■ Work instructions ■
Only lines containing the word "Dominion" belong in the answer; copy each one from the records.

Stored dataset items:
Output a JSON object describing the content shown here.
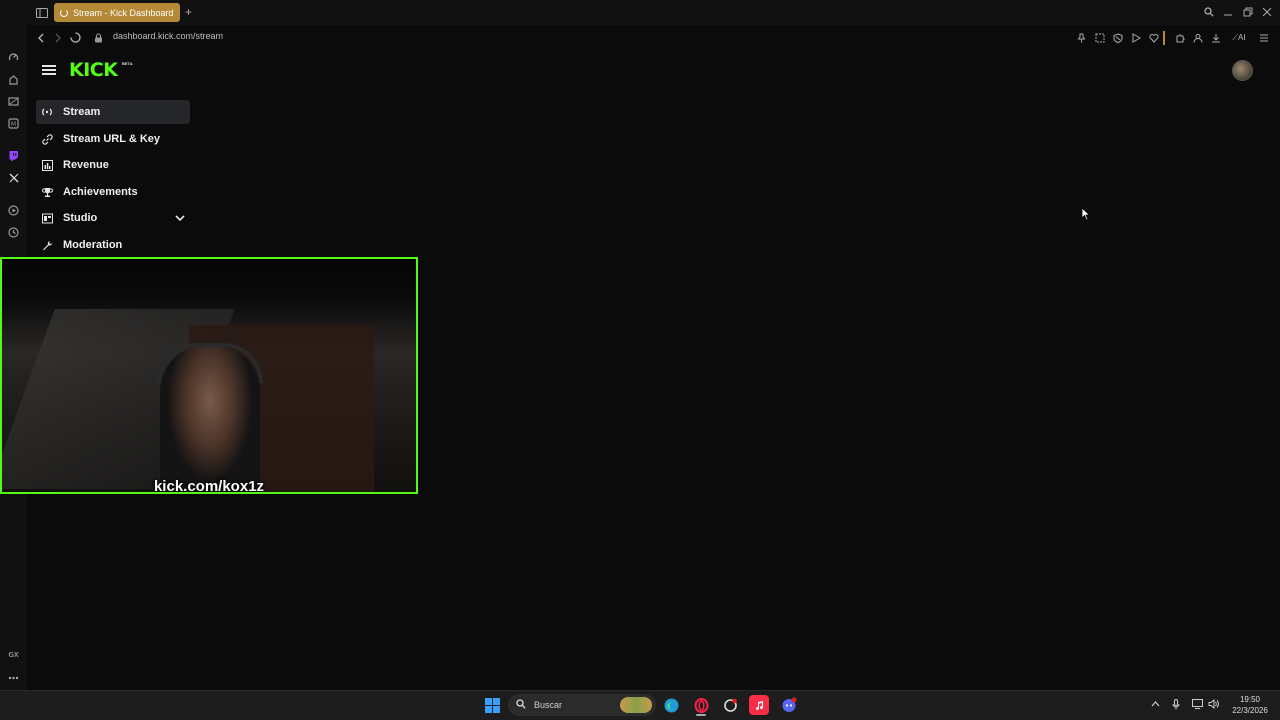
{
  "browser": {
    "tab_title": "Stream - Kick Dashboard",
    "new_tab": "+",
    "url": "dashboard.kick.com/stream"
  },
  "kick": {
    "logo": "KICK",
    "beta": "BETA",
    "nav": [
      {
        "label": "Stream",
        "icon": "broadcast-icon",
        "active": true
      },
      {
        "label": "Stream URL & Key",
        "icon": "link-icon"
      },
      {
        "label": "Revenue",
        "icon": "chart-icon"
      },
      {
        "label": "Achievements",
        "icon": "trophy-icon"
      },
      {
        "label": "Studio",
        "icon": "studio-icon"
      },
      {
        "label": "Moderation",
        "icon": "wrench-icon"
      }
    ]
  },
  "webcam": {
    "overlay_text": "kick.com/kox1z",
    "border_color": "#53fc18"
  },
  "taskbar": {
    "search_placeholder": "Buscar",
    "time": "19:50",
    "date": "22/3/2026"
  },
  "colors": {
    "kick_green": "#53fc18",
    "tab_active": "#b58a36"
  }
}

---

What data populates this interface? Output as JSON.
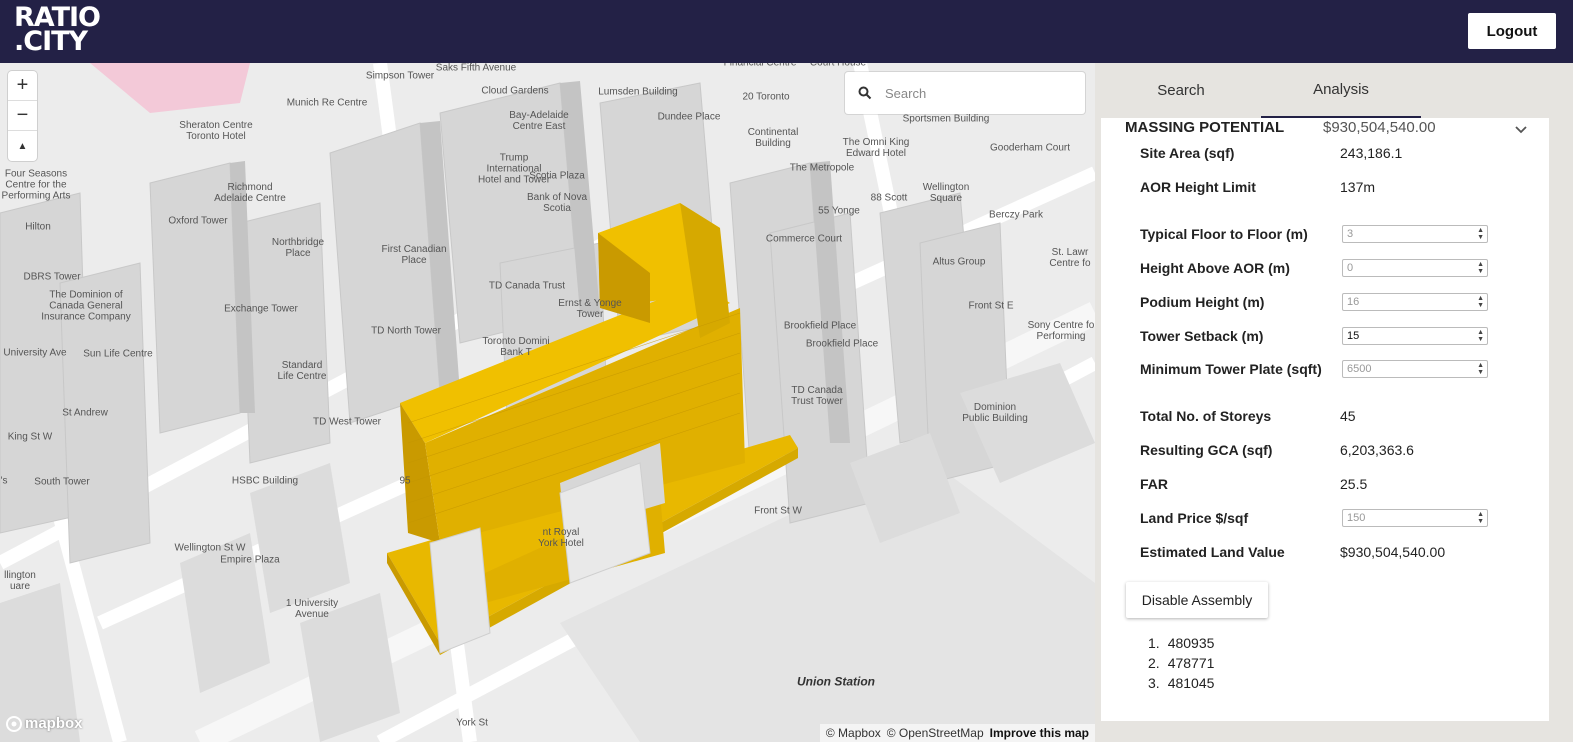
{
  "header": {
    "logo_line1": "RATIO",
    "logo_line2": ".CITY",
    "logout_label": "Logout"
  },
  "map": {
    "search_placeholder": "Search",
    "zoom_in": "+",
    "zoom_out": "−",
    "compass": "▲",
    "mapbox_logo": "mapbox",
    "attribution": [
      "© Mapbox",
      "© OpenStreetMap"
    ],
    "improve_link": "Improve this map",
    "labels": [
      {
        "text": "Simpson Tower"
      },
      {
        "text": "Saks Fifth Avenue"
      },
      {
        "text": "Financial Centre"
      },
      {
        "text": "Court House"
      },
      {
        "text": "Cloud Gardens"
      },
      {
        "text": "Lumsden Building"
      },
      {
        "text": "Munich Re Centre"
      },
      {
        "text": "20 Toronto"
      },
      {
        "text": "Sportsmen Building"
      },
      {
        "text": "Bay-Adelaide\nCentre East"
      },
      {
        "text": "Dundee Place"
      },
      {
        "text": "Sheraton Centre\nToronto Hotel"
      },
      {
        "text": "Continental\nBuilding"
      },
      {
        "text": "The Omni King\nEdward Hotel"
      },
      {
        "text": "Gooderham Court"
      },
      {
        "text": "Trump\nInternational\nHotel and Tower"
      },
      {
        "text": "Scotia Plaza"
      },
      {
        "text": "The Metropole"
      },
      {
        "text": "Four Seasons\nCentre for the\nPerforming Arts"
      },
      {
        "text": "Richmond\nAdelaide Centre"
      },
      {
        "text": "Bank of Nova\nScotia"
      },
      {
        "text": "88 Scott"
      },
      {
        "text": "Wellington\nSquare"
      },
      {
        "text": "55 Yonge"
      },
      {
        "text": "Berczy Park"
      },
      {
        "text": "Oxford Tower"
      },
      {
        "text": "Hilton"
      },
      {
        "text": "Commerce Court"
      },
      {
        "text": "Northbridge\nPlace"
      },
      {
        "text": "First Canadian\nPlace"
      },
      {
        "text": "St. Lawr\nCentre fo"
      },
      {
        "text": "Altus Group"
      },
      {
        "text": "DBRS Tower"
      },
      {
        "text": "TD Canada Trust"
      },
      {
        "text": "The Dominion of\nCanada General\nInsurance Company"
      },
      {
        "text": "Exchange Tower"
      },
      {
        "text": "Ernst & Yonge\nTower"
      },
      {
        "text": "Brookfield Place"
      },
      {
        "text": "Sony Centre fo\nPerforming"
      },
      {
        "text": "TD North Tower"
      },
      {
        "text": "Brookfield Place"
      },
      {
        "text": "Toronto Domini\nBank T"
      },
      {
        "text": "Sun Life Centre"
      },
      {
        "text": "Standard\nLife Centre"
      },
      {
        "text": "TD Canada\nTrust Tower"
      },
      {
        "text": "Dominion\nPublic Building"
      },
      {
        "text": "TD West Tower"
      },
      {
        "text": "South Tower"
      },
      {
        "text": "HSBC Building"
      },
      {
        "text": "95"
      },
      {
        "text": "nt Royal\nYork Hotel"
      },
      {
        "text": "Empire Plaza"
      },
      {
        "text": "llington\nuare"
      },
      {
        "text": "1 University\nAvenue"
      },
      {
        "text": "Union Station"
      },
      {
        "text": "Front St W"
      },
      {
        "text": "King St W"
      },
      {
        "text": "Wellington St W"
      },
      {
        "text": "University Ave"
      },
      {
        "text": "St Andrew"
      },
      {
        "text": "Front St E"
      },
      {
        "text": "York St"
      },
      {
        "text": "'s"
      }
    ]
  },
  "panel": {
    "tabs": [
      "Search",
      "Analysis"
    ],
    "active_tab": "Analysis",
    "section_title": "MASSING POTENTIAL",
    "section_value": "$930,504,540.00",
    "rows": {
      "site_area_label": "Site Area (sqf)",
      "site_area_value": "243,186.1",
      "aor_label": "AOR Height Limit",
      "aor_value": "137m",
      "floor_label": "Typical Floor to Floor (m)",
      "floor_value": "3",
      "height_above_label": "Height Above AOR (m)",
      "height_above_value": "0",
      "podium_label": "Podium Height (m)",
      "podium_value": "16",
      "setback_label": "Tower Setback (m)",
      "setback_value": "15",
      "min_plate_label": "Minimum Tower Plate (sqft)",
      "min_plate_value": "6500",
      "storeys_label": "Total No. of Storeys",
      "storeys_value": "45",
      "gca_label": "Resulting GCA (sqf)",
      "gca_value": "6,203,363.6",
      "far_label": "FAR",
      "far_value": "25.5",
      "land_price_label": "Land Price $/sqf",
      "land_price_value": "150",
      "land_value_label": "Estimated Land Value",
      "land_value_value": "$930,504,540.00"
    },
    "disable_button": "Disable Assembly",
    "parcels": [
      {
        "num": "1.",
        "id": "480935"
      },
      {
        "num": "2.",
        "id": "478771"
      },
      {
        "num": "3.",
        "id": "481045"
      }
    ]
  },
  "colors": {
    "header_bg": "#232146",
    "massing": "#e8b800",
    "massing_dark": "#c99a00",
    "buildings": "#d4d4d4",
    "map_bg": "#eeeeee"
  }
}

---

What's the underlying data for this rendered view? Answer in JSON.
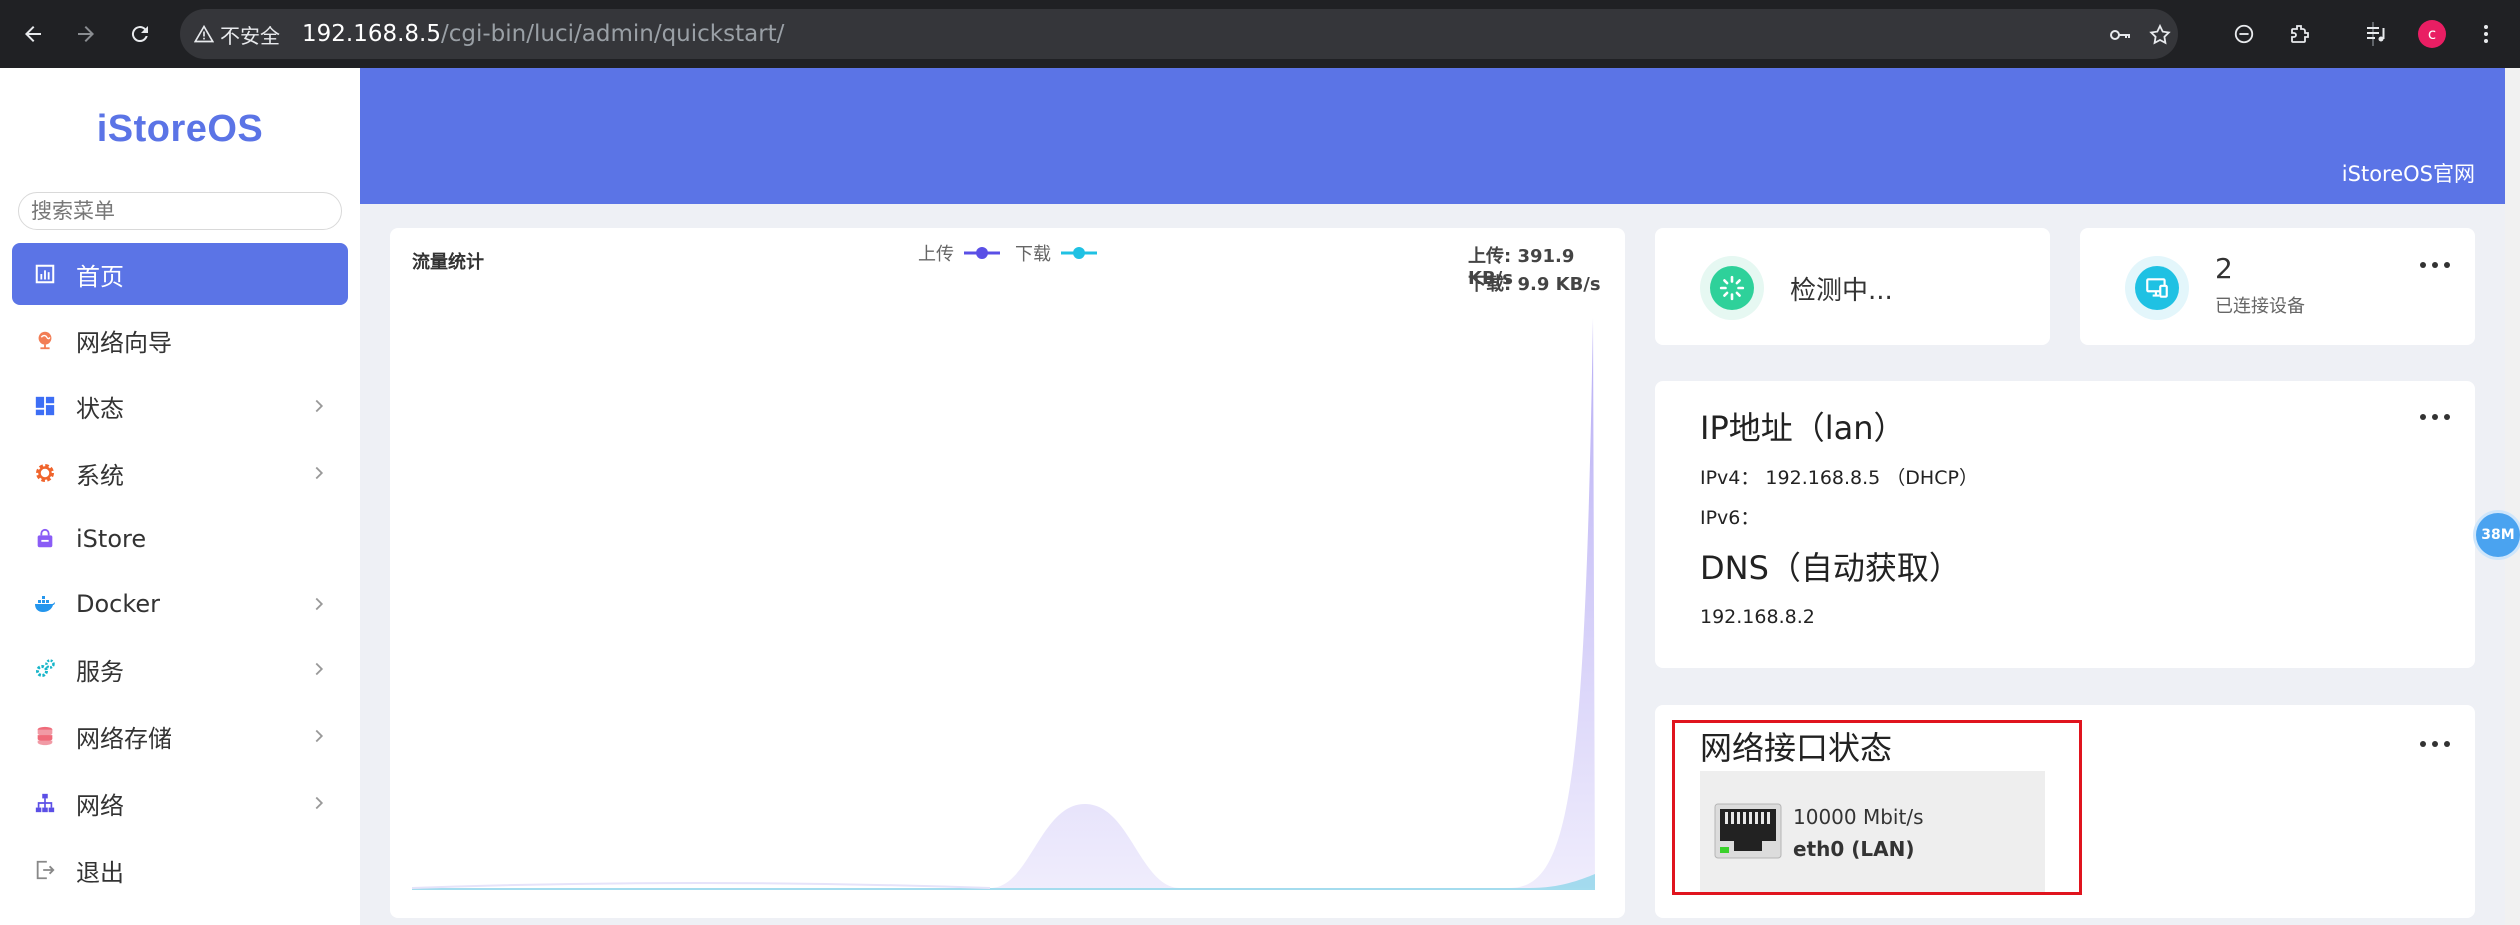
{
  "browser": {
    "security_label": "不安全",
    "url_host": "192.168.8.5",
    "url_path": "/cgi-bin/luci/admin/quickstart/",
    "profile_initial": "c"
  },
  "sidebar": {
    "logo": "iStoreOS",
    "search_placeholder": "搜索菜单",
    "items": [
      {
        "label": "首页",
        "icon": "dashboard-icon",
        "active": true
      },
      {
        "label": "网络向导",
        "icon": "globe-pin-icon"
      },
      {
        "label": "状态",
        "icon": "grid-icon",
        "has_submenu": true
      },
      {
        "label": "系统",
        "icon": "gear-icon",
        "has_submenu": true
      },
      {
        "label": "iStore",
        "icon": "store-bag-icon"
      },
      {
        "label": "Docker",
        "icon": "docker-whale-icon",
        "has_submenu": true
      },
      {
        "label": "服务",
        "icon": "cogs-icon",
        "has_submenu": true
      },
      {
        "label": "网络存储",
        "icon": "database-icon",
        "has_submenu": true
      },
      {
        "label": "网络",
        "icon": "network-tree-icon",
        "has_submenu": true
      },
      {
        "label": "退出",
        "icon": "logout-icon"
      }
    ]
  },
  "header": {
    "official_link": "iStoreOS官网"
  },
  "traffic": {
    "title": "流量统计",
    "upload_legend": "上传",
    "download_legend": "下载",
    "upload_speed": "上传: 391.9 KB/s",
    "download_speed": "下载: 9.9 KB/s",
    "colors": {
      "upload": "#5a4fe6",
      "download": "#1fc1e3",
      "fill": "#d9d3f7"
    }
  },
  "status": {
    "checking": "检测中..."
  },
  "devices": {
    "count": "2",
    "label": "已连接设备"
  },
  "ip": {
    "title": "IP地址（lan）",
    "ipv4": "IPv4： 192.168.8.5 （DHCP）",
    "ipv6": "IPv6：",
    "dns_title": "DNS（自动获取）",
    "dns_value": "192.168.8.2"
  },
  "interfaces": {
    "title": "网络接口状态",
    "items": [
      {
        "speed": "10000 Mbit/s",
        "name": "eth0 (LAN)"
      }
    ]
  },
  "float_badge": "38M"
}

■ Expected answer ■
        "text": "The Dominion of\nCanada General\nInsurance Company"
        "text": "Dominion\nPublic Building"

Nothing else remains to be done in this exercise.